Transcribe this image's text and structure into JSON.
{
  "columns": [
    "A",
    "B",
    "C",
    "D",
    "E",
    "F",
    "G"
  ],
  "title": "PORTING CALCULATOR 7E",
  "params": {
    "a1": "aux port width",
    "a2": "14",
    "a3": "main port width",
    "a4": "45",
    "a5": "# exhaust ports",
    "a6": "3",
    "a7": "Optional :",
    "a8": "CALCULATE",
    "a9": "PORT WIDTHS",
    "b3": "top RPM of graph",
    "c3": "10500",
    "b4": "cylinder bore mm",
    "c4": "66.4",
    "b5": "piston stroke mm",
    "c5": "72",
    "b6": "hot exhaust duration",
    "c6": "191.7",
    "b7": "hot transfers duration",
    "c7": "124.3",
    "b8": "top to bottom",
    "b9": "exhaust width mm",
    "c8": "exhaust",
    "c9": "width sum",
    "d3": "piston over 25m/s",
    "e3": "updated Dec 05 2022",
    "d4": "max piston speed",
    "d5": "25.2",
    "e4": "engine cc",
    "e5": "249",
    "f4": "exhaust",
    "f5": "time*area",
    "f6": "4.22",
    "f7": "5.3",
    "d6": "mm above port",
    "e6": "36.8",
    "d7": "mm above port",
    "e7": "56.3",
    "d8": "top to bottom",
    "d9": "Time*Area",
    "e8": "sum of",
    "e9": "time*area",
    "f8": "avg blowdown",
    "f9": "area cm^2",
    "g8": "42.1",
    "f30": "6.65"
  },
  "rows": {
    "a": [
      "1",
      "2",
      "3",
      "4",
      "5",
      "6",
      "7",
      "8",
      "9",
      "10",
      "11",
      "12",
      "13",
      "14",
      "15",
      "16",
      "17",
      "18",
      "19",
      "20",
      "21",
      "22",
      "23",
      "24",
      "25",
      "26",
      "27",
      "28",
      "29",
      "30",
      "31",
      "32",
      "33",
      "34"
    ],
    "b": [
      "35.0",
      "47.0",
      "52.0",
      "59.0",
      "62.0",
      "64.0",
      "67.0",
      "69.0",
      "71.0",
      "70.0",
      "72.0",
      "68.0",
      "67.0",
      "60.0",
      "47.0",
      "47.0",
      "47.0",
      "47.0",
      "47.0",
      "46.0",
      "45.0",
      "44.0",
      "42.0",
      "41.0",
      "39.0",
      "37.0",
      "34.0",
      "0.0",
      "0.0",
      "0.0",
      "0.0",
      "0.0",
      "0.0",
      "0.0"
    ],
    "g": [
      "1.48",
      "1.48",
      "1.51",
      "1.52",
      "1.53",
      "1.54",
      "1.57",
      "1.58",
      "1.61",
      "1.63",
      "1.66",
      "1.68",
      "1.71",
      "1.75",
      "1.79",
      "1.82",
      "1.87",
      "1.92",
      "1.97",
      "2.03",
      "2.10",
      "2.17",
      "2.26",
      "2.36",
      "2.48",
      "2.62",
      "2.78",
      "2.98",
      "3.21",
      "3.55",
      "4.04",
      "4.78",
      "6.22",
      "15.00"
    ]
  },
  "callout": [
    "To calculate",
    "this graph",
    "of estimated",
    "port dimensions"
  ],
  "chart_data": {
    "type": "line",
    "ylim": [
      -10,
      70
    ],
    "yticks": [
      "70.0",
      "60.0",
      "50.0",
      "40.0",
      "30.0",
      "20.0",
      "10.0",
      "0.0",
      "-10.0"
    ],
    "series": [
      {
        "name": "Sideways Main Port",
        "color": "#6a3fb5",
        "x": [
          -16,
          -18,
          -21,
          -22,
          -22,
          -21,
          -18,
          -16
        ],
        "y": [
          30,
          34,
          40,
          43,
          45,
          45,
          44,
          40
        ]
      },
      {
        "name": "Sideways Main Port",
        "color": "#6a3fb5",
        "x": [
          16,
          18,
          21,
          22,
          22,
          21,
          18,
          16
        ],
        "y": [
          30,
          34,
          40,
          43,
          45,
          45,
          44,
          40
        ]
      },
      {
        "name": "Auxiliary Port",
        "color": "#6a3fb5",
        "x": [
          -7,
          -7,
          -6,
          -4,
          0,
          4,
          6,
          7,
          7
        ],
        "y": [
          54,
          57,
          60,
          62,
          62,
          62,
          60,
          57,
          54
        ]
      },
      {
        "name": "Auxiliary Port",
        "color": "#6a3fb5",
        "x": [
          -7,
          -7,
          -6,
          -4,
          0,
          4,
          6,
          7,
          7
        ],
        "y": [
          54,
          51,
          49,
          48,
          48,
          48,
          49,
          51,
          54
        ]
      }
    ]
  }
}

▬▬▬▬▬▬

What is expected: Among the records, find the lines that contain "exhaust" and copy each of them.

Answer box:
    "a5": "# exhaust ports",
    "b6": "hot exhaust duration",
    "b9": "exhaust width mm",
    "c8": "exhaust",
    "f4": "exhaust",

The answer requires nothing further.